(Message edited by Wmh on September 29, 2017)
My original 1915 radiator cracked along both seams like that. I think it was probably caused by my slide off a muddy road into a pile of branches.
Just soldering the cracks didn't hold.
So I cut come reinforcements from .031" brass and soldered them on.
After awhile they developed small leaks, so I resoldered them. So far they're doing OK.
The fact that most T's are not driven as hard as they were in the teen's and twenties allows these shortcuts to be more common. Better radiator fabrication would be more expensive. I guess we learn as we go.
Thanks for the comments.
Wow great work. Looks great.
Some things never stay the same. Alaska Copper and Brass has moved from there original headquarters in Seattle out to the "burbs" near Kent. One of their short sighted "bean counters" decided no more "retail" counter sales. I often perused their scrap and cut off areas to find a perfect piece of material to finish my project, sadly no more. The dim witted "bean counter" determined they could make more money by selling the bits and scraps to scrappers, rather than get real cash from customers in need of material, a sad day to say the least.
While I'm ranting and raving, how about an equally dumb "bean counter" closing the Boeing Surplus warehouse. For 35 years we were treated to incredible "stuff" available for pennies on the dollar. They now spend zillions of dollars keeping this stuff in warehouses trying to sell on ebay. Which is actually costing the company more money with far less return. go figure once again corporate America tripping over dollars to save pennies.
Add me to the roster. Radiator on my '13 has been re-soldered in the very same place, left side. ( is that suggestive?)
While I well understand the difficulties involved in making reproduction items, it baffles me as to why anyone would go to all the trouble and yet come up short with a "not quite" replacement. ?!?
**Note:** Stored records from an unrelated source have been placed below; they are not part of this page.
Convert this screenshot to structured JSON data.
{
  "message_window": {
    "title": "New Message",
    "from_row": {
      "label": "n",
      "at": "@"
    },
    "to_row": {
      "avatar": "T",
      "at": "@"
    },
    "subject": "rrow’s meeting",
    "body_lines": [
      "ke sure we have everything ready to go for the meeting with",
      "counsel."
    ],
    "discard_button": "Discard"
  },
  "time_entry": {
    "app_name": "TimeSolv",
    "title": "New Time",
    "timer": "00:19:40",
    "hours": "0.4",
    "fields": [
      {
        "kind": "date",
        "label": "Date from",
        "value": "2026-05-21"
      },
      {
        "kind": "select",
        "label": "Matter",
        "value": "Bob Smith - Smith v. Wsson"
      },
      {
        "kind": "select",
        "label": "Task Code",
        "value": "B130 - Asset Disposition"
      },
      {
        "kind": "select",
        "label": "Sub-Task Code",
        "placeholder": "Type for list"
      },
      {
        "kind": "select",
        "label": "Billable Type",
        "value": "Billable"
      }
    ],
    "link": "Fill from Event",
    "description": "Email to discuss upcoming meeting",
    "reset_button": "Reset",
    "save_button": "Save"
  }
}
For years I've encountered such parts that seem OK and work for "trailer queens " but if a guy actually DRIVES they fail in short order.
I guess it is partly our own fault. I have purchased 4 new radiators and nearly cried to spend that much money. To pay what a perfect radiator would cost might stop me. Making my own parts has given me a lot of sympathy for those who not only produce these things but have to deal with customers. I am often asked to make parts to sell. I can't take time from my projects or charge for the time it takes me. We discuss the parts that fail but the majority of these thing work great. It's just human nature.
I'm sad to hear A C & B has cut us off. I'm glad I bought extra when I did. Our local recycle center used to let me climb over their piles of stuff. No more.
Wasn't the 60's GREAT?
Rationalization is the answer to suffering the price of today's reproduction parts. Like this : Throughout Model T production the country was on the gold standard. Values were pegged to gold at $20. per ounce.
Today, the spot price of gold is $1280. per oz. or 64 times what it was back then. I see Lang's catalog lists a brass radiator for $1350., which equates to about $21. in 1915 hard money.
I think that's about what a radiator cost then ? Are we at par for value ? Likely it's easier to come by $1350. today than it was to part with $21. in 1915 ?
I'm glad I am not buying parts to restore an airplane.
The hurt seems to go away when we are driving the cars.